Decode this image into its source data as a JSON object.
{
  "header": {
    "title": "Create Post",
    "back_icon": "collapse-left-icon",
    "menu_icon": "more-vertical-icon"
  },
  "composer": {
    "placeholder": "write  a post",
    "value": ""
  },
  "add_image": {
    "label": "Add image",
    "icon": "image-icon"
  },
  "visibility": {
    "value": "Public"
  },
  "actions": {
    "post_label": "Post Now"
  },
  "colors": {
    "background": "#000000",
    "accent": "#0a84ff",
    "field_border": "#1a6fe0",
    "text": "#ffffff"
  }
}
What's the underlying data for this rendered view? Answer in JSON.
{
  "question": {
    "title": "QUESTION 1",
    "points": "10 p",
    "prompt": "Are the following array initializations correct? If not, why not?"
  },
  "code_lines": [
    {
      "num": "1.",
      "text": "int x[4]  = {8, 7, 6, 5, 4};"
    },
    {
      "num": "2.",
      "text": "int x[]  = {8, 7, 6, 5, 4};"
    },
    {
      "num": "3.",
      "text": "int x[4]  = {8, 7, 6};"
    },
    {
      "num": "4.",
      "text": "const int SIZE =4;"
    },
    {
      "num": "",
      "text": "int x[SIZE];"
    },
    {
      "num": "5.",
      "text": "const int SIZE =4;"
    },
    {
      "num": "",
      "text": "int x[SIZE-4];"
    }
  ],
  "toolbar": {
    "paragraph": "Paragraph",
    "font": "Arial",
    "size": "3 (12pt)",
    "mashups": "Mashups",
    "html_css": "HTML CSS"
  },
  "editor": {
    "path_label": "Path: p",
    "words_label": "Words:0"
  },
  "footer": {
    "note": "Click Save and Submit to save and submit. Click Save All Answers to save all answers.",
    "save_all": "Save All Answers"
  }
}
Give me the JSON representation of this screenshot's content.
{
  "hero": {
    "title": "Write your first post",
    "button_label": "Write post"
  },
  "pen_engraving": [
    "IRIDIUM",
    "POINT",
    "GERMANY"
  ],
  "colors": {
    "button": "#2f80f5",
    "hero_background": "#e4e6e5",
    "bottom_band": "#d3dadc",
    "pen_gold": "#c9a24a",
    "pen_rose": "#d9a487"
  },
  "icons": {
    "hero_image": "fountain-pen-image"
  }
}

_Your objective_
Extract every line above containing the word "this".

_Solution_
Decode this image into its source data as a JSON object.
What's the underlying data for this rendered view? Answer in JSON.
Give me the JSON representation of this screenshot's content.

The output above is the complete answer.